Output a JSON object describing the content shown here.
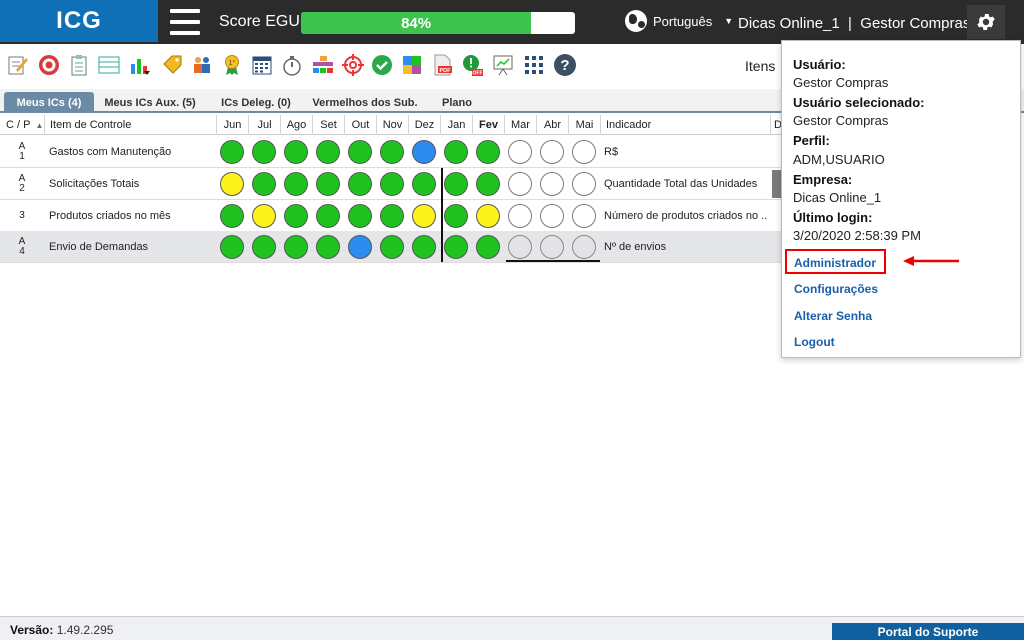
{
  "header": {
    "logo": "ICG",
    "score_label": "Score EGU:",
    "score_text": "84%",
    "score_fraction": 0.84,
    "language": "Português",
    "company_user": "Dicas Online_1  |  Gestor Compras"
  },
  "toolbar": {
    "icons": [
      "edit-icon",
      "target-icon",
      "clipboard-icon",
      "list-icon",
      "chart-down-icon",
      "tags-icon",
      "people-icon",
      "medal-icon",
      "calendar-icon",
      "stopwatch-icon",
      "hierarchy-icon",
      "crosshair-icon",
      "check-icon",
      "puzzle-icon",
      "pdf-icon",
      "alert-off-icon",
      "presentation-icon",
      "grid-icon",
      "help-icon"
    ],
    "itens_label": "Itens"
  },
  "tabs": [
    {
      "label": "Meus ICs (4)",
      "active": true
    },
    {
      "label": "Meus ICs Aux. (5)",
      "active": false
    },
    {
      "label": "ICs Deleg. (0)",
      "active": false
    },
    {
      "label": "Vermelhos dos Sub.",
      "active": false
    },
    {
      "label": "Plano",
      "active": false
    }
  ],
  "table": {
    "columns": {
      "cp": "C / P",
      "item": "Item de Controle",
      "months": [
        "Jun",
        "Jul",
        "Ago",
        "Set",
        "Out",
        "Nov",
        "Dez",
        "Jan",
        "Fev",
        "Mar",
        "Abr",
        "Mai"
      ],
      "indicador": "Indicador",
      "d": "D"
    },
    "rows": [
      {
        "cp1": "A",
        "cp2": "1",
        "item": "Gastos com Manutenção",
        "indicador": "R$",
        "status": [
          "green",
          "green",
          "green",
          "green",
          "green",
          "green",
          "blue",
          "green",
          "green",
          "empty",
          "empty",
          "empty"
        ]
      },
      {
        "cp1": "A",
        "cp2": "2",
        "item": "Solicitações Totais",
        "indicador": "Quantidade Total das Unidades",
        "status": [
          "yellow",
          "green",
          "green",
          "green",
          "green",
          "green",
          "green",
          "green",
          "green",
          "empty",
          "empty",
          "empty"
        ]
      },
      {
        "cp1": "",
        "cp2": "3",
        "item": "Produtos criados no mês",
        "indicador": "Número de produtos criados no ...",
        "status": [
          "green",
          "yellow",
          "green",
          "green",
          "green",
          "green",
          "yellow",
          "green",
          "yellow",
          "empty",
          "empty",
          "empty"
        ]
      },
      {
        "cp1": "A",
        "cp2": "4",
        "item": "Envio de Demandas",
        "indicador": "Nº de envios",
        "status": [
          "green",
          "green",
          "green",
          "green",
          "blue",
          "green",
          "green",
          "green",
          "green",
          "grey",
          "grey",
          "grey"
        ]
      }
    ]
  },
  "dropdown": {
    "usuario_label": "Usuário:",
    "usuario_value": "Gestor Compras",
    "selecionado_label": "Usuário selecionado:",
    "selecionado_value": "Gestor Compras",
    "perfil_label": "Perfil:",
    "perfil_value": "ADM,USUARIO",
    "empresa_label": "Empresa:",
    "empresa_value": "Dicas Online_1",
    "login_label": "Último login:",
    "login_value": "3/20/2020 2:58:39 PM",
    "links": [
      "Administrador",
      "Configurações",
      "Alterar Senha",
      "Logout"
    ]
  },
  "footer": {
    "version_label": "Versão:",
    "version_value": "1.49.2.295",
    "portal": "Portal do Suporte"
  },
  "colors": {
    "brand": "#0f6fb7",
    "green": "#1ec31e",
    "yellow": "#fbf31a",
    "blue": "#2c8cf1",
    "highlight": "#e00000"
  }
}
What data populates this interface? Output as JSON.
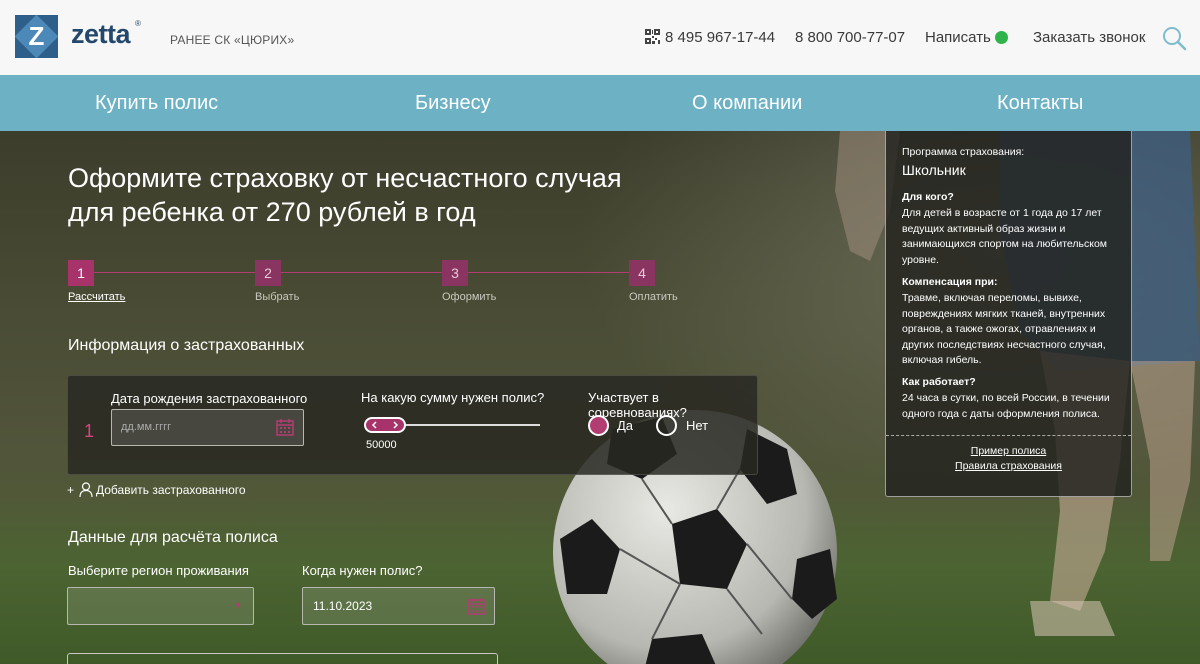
{
  "header": {
    "logo_letter": "Z",
    "logo_text": "zetta",
    "logo_tm": "®",
    "formerly": "РАНЕЕ СК «ЦЮРИХ»",
    "phone1": "8 495 967-17-44",
    "phone2": "8 800 700-77-07",
    "write_label": "Написать",
    "callback_label": "Заказать звонок"
  },
  "nav": {
    "items": [
      {
        "label": "Купить полис"
      },
      {
        "label": "Бизнесу"
      },
      {
        "label": "О компании"
      },
      {
        "label": "Контакты"
      }
    ]
  },
  "hero": {
    "headline_line1": "Оформите страховку от несчастного случая",
    "headline_line2": "для ребенка от 270 рублей в год"
  },
  "steps": [
    {
      "number": "1",
      "label": "Рассчитать"
    },
    {
      "number": "2",
      "label": "Выбрать"
    },
    {
      "number": "3",
      "label": "Оформить"
    },
    {
      "number": "4",
      "label": "Оплатить"
    }
  ],
  "insured": {
    "section_title": "Информация о застрахованных",
    "row_number": "1",
    "birth_label": "Дата рождения застрахованного",
    "birth_placeholder": "дд.мм.гггг",
    "sum_label": "На какую сумму нужен полис?",
    "sum_value": "50000",
    "competition_label": "Участвует в соревнованиях?",
    "yes_label": "Да",
    "no_label": "Нет",
    "competition_selected": "Да",
    "add_plus": "+",
    "add_label": "Добавить застрахованного"
  },
  "policy_data": {
    "section_title": "Данные для расчёта полиса",
    "region_label": "Выберите регион проживания",
    "region_value": "",
    "select_arrow": "▼",
    "when_label": "Когда нужен полис?",
    "when_value": "11.10.2023"
  },
  "info_panel": {
    "program_caption": "Программа страхования:",
    "program_name": "Школьник",
    "for_whom_title": "Для кого?",
    "for_whom_text": "Для детей в возрасте от 1 года до 17 лет ведущих активный образ жизни и занимающихся спортом на любительском уровне.",
    "compensation_title": "Компенсация при:",
    "compensation_text": "Травме, включая переломы, вывихе, повреждениях мягких тканей, внутренних органов, а также ожогах, отравлениях и других последствиях несчастного случая, включая гибель.",
    "how_title": "Как работает?",
    "how_text": "24 часа в сутки, по всей России, в течении одного года с даты оформления полиса.",
    "link_example": "Пример полиса",
    "link_rules": "Правила страхования"
  },
  "colors": {
    "nav_bg": "#6db1c4",
    "accent": "#a8336a",
    "brand_blue": "#24486b",
    "whatsapp": "#2fb34b"
  },
  "icons": [
    "qr-code-icon",
    "whatsapp-icon",
    "search-icon",
    "calendar-icon",
    "person-icon",
    "slider-arrows-icon"
  ]
}
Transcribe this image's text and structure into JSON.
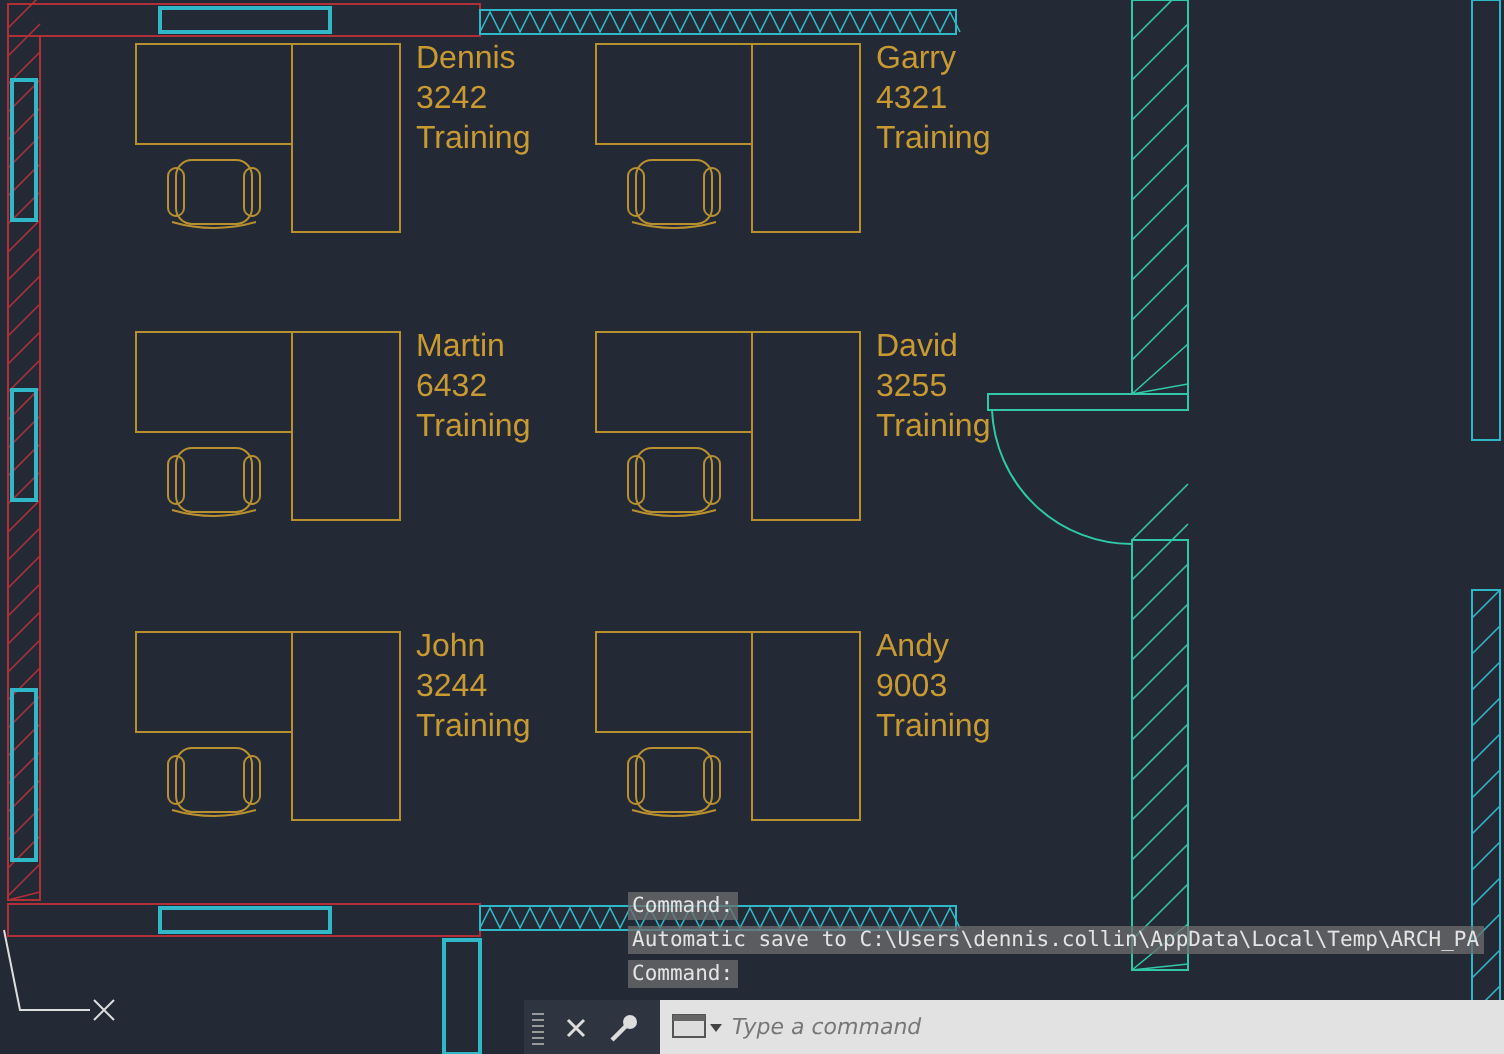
{
  "desks": [
    {
      "name": "Dennis",
      "extension": "3242",
      "department": "Training"
    },
    {
      "name": "Garry",
      "extension": "4321",
      "department": "Training"
    },
    {
      "name": "Martin",
      "extension": "6432",
      "department": "Training"
    },
    {
      "name": "David",
      "extension": "3255",
      "department": "Training"
    },
    {
      "name": "John",
      "extension": "3244",
      "department": "Training"
    },
    {
      "name": "Andy",
      "extension": "9003",
      "department": "Training"
    }
  ],
  "command_history": [
    "Command:",
    "Automatic save to C:\\Users\\dennis.collin\\AppData\\Local\\Temp\\ARCH_PA",
    "Command:"
  ],
  "command_input": {
    "placeholder": "Type a command"
  }
}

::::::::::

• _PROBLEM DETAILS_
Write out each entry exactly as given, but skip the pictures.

• _ANSWER SECTION_
Output a JSON object describing the content shown here.
{
  "header": {
    "logo": "ICG",
    "score_label": "Score EGU:",
    "score_text": "84%",
    "score_fraction": 0.84,
    "language": "Português",
    "company_user": "Dicas Online_1  |  Gestor Compras"
  },
  "toolbar": {
    "icons": [
      "edit-icon",
      "target-icon",
      "clipboard-icon",
      "list-icon",
      "chart-down-icon",
      "tags-icon",
      "people-icon",
      "medal-icon",
      "calendar-icon",
      "stopwatch-icon",
      "hierarchy-icon",
      "crosshair-icon",
      "check-icon",
      "puzzle-icon",
      "pdf-icon",
      "alert-off-icon",
      "presentation-icon",
      "grid-icon",
      "help-icon"
    ],
    "itens_label": "Itens"
  },
  "tabs": [
    {
      "label": "Meus ICs (4)",
      "active": true
    },
    {
      "label": "Meus ICs Aux. (5)",
      "active": false
    },
    {
      "label": "ICs Deleg. (0)",
      "active": false
    },
    {
      "label": "Vermelhos dos Sub.",
      "active": false
    },
    {
      "label": "Plano",
      "active": false
    }
  ],
  "table": {
    "columns": {
      "cp": "C / P",
      "item": "Item de Controle",
      "months": [
        "Jun",
        "Jul",
        "Ago",
        "Set",
        "Out",
        "Nov",
        "Dez",
        "Jan",
        "Fev",
        "Mar",
        "Abr",
        "Mai"
      ],
      "indicador": "Indicador",
      "d": "D"
    },
    "rows": [
      {
        "cp1": "A",
        "cp2": "1",
        "item": "Gastos com Manutenção",
        "indicador": "R$",
        "status": [
          "green",
          "green",
          "green",
          "green",
          "green",
          "green",
          "blue",
          "green",
          "green",
          "empty",
          "empty",
          "empty"
        ]
      },
      {
        "cp1": "A",
        "cp2": "2",
        "item": "Solicitações Totais",
        "indicador": "Quantidade Total das Unidades",
        "status": [
          "yellow",
          "green",
          "green",
          "green",
          "green",
          "green",
          "green",
          "green",
          "green",
          "empty",
          "empty",
          "empty"
        ]
      },
      {
        "cp1": "",
        "cp2": "3",
        "item": "Produtos criados no mês",
        "indicador": "Número de produtos criados no ...",
        "status": [
          "green",
          "yellow",
          "green",
          "green",
          "green",
          "green",
          "yellow",
          "green",
          "yellow",
          "empty",
          "empty",
          "empty"
        ]
      },
      {
        "cp1": "A",
        "cp2": "4",
        "item": "Envio de Demandas",
        "indicador": "Nº de envios",
        "status": [
          "green",
          "green",
          "green",
          "green",
          "blue",
          "green",
          "green",
          "green",
          "green",
          "grey",
          "grey",
          "grey"
        ]
      }
    ]
  },
  "dropdown": {
    "usuario_label": "Usuário:",
    "usuario_value": "Gestor Compras",
    "selecionado_label": "Usuário selecionado:",
    "selecionado_value": "Gestor Compras",
    "perfil_label": "Perfil:",
    "perfil_value": "ADM,USUARIO",
    "empresa_label": "Empresa:",
    "empresa_value": "Dicas Online_1",
    "login_label": "Último login:",
    "login_value": "3/20/2020 2:58:39 PM",
    "links": [
      "Administrador",
      "Configurações",
      "Alterar Senha",
      "Logout"
    ]
  },
  "footer": {
    "version_label": "Versão:",
    "version_value": "1.49.2.295",
    "portal": "Portal do Suporte"
  },
  "colors": {
    "brand": "#0f6fb7",
    "green": "#1ec31e",
    "yellow": "#fbf31a",
    "blue": "#2c8cf1",
    "highlight": "#e00000"
  }
}
What data populates this interface? Output as JSON.
{
  "header": {
    "logo_letter": "Z",
    "logo_text": "zetta",
    "logo_tm": "®",
    "formerly": "РАНЕЕ СК «ЦЮРИХ»",
    "phone1": "8 495 967-17-44",
    "phone2": "8 800 700-77-07",
    "write_label": "Написать",
    "callback_label": "Заказать звонок"
  },
  "nav": {
    "items": [
      {
        "label": "Купить полис"
      },
      {
        "label": "Бизнесу"
      },
      {
        "label": "О компании"
      },
      {
        "label": "Контакты"
      }
    ]
  },
  "hero": {
    "headline_line1": "Оформите страховку от несчастного случая",
    "headline_line2": "для ребенка от 270 рублей в год"
  },
  "steps": [
    {
      "number": "1",
      "label": "Рассчитать"
    },
    {
      "number": "2",
      "label": "Выбрать"
    },
    {
      "number": "3",
      "label": "Оформить"
    },
    {
      "number": "4",
      "label": "Оплатить"
    }
  ],
  "insured": {
    "section_title": "Информация о застрахованных",
    "row_number": "1",
    "birth_label": "Дата рождения застрахованного",
    "birth_placeholder": "дд.мм.гггг",
    "sum_label": "На какую сумму нужен полис?",
    "sum_value": "50000",
    "competition_label": "Участвует в соревнованиях?",
    "yes_label": "Да",
    "no_label": "Нет",
    "competition_selected": "Да",
    "add_plus": "+",
    "add_label": "Добавить застрахованного"
  },
  "policy_data": {
    "section_title": "Данные для расчёта полиса",
    "region_label": "Выберите регион проживания",
    "region_value": "",
    "select_arrow": "▼",
    "when_label": "Когда нужен полис?",
    "when_value": "11.10.2023"
  },
  "info_panel": {
    "program_caption": "Программа страхования:",
    "program_name": "Школьник",
    "for_whom_title": "Для кого?",
    "for_whom_text": "Для детей в возрасте от 1 года до 17 лет ведущих активный образ жизни и занимающихся спортом на любительском уровне.",
    "compensation_title": "Компенсация при:",
    "compensation_text": "Травме, включая переломы, вывихе, повреждениях мягких тканей, внутренних органов, а также ожогах, отравлениях и других последствиях несчастного случая, включая гибель.",
    "how_title": "Как работает?",
    "how_text": "24 часа в сутки, по всей России, в течении одного года с даты оформления полиса.",
    "link_example": "Пример полиса",
    "link_rules": "Правила страхования"
  },
  "colors": {
    "nav_bg": "#6db1c4",
    "accent": "#a8336a",
    "brand_blue": "#24486b",
    "whatsapp": "#2fb34b"
  },
  "icons": [
    "qr-code-icon",
    "whatsapp-icon",
    "search-icon",
    "calendar-icon",
    "person-icon",
    "slider-arrows-icon"
  ]
}
Transcribe this image's text and structure into JSON.
{
  "desks": [
    {
      "name": "Dennis",
      "extension": "3242",
      "department": "Training"
    },
    {
      "name": "Garry",
      "extension": "4321",
      "department": "Training"
    },
    {
      "name": "Martin",
      "extension": "6432",
      "department": "Training"
    },
    {
      "name": "David",
      "extension": "3255",
      "department": "Training"
    },
    {
      "name": "John",
      "extension": "3244",
      "department": "Training"
    },
    {
      "name": "Andy",
      "extension": "9003",
      "department": "Training"
    }
  ],
  "command_history": [
    "Command:",
    "Automatic save to C:\\Users\\dennis.collin\\AppData\\Local\\Temp\\ARCH_PA",
    "Command:"
  ],
  "command_input": {
    "placeholder": "Type a command"
  }
}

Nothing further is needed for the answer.